Some of Duterte’s memorable broadsides
PRESIDENT Rodrigo Duterte’s threat to withdraw the Philippines from the United Nations, later cushioned by his foreign secretary, is the latest flamboyantly irreverent utterance from a politician who has disparaged the Pope, human rights advocates, the United States and other countries who controvert his worldview.
His devil-may-care expletives against criminality, corruption and government incompetence helped him build a name as Davao city mayor before he claimed an overwhelming presidential race win that mirrored the depth of public exasperation over the social ills he abhorred. Many in the margins of society are enamored by his death threats against criminals, his anti-establishment rhetoric and his moments of sex-laced gutter humor.
Opponents are bewildered, or are growing alarmed, by his rhetoric and the rising toll in his deadly battle against drugs.
Some of the memorable broadsides on Duterte’s growing list of them:
“Maybe we’ll just have to decide to separate from the United Nations. If you’re that rude, son of a bitch, we’ll just leave you. So take us out of your organization, you have done nothing here anyway … I would invite maybe China, the African … Why don’t they just form another organization? Why do you have to listen to this stupid (organization)?” — Unloading his frustration in a post-midnight news conference Sunday over remarks by U.N.-appointed rapporteurs about drug killings.
“We were talking to (U.S. Secretary of State John) Kerry, he’s OK but I had a feud with his gay ambassador. Son of a bitch, I’m annoyed with that guy. He meddled in the elections, giving statements here and there … So that Kerry, he came here and we had lunch and he left $33 million with me and (Defense Secretary) Delfin Lorenzana. I said, ahhh this is OK, let’s insult them again so this fool will make a compromise. So this is just about money.” — Speaking to army troops this month after receiving U.S. financial assistance for law enforcement training.
“The drug people are really insulting us. You know, I said, they are destroying the country and they are destroying the youth of the land. So my appeal to them is, since they are beyond redemption, they can stop and commit suicide because I will not allow these idiots to run their show, not during my watch … Now, this Peter Lim, … he goes in and out of the Philippines. … I’m sure the Chinese authorities are listening now, better tell him. Do not come back to the Philippines anymore. The moment he steps out of the plane, he will die.” — Threatening drug traffickers, and politicians and police co-conspirators, at a news conference in July.

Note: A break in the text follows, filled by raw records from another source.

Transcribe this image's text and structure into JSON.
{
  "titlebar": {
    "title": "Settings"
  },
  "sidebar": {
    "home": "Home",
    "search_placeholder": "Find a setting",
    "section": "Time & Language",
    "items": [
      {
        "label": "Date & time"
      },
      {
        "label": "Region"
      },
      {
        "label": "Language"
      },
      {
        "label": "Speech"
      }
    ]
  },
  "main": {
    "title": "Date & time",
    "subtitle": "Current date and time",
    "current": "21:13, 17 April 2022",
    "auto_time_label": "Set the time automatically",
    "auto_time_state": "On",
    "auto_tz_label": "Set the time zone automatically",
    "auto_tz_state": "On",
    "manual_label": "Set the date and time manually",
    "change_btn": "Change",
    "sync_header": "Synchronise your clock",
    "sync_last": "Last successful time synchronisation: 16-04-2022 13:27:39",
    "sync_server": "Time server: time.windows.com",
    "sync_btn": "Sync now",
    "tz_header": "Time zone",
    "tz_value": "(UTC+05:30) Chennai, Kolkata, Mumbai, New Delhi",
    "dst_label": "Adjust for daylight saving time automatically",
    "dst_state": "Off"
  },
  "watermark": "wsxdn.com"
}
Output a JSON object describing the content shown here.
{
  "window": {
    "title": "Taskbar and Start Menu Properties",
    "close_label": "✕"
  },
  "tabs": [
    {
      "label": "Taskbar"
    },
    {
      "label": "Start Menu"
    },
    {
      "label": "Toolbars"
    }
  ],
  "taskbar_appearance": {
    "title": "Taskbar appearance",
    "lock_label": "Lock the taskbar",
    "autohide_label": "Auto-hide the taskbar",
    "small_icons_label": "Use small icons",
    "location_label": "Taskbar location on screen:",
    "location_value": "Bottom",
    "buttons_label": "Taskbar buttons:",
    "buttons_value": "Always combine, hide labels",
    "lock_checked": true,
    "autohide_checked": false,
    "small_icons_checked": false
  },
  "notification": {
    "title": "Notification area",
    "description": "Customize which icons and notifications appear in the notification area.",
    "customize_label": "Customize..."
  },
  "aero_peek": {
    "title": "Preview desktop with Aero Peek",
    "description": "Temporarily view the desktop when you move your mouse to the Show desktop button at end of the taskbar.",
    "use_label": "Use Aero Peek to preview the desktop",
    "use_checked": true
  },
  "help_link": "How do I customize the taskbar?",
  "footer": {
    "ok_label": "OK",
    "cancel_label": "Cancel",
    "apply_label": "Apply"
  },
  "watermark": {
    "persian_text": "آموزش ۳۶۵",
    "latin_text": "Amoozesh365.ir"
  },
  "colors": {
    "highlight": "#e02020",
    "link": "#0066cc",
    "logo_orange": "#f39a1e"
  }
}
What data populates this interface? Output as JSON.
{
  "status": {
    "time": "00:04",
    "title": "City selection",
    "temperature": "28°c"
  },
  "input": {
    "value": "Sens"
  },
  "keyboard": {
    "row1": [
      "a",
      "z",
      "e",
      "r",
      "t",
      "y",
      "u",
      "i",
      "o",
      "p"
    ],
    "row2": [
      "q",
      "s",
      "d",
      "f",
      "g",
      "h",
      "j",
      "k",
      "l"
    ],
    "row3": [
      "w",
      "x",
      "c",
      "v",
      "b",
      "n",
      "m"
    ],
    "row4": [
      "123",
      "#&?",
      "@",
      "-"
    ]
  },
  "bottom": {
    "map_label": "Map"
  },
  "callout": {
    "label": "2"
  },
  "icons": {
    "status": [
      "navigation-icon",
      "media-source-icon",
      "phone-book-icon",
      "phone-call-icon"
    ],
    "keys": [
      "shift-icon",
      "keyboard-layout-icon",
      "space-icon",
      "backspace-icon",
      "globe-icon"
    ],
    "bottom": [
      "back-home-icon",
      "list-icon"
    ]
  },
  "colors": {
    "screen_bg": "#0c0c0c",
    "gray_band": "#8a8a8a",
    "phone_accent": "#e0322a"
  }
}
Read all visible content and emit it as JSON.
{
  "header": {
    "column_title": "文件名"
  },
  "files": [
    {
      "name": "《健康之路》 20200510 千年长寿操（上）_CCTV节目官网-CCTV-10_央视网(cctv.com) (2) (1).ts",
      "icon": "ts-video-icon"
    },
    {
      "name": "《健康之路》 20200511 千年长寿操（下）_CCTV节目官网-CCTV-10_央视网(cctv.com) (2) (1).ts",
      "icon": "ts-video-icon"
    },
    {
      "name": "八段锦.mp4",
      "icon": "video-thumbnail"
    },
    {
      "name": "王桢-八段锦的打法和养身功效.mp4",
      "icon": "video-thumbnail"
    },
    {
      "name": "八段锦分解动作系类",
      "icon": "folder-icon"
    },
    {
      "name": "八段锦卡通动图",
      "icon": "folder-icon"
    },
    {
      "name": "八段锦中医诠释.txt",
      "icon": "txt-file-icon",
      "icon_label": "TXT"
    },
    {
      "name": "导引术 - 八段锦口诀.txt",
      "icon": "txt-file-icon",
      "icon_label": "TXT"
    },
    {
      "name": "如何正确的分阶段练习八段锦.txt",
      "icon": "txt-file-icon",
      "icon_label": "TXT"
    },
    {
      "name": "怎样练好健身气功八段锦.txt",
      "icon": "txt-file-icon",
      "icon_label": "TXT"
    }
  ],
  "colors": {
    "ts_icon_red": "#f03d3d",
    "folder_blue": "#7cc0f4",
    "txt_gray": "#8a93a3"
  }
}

“I’m warning you and not me being warned. Do not create a crisis because I will order everybody in the executive department not to honor you. You want to have a frank talk? … You’re the kingpin of the judiciary. I am the president. I have a job to do and you don’t have one. No judges patrol the streets. No sheriff of yours makes arrests … Please don’t order me around … If this continues, you stop me, OK … or would you rather that I declare martial law?” — An outburst in an after-midnight speech this month after Supreme Court Chief Justice Maria Lourdes Sereno wrote that only the high court is authorized to discipline judges after Duterte linked a few judges to illegal drugs.
“Here is a senator complaining when one day I will tell you, her driver, who was her lover, was the one also collecting money for her during the campaign. Here is an immoral woman flaunting, well, of course, in so far as the wife of the driver was concerned, it’s adultery. Here is a woman who funded the house of her lover and yet, we do not see any complaints about it. Those money readily came from drugs.” Duterte blasting Sen. Leila de Lima in a speech this month. De Lima has denied any wrongdoing and continues to lead a Senate committee investigation of drugs-related killings under Duterte’s crackdown.
“I looked at her face, son of a bitch, she looks like a beautiful actress in America. Son of a bitch, what a waste. What came to mind was, they raped her, they lined up on her there. I was angry because she was raped, that’s one thing. But she was so beautiful, the mayor should have been first. What a waste.” — Joking at a campaign event in April about the gang rape and killing of an Australian missionary by inmates in a 1989 Davao jail siege.
“I wanted to call him, ‘Pope, you son of a bitch, go home. Don’t visit here anymore.” — Expressing his disgust with a monstrous traffic jam that trapped him and many others during a papal visit to Manila in January 2015. Duterte apologized after bishops condemned his language./rga
Subscribe to INQUIRER PLUS to get access to The Philippine Daily Inquirer & other 70+ titles, share up to 5 gadgets, listen to the news, download as early as 4am & share articles on social media. Call 896 6000.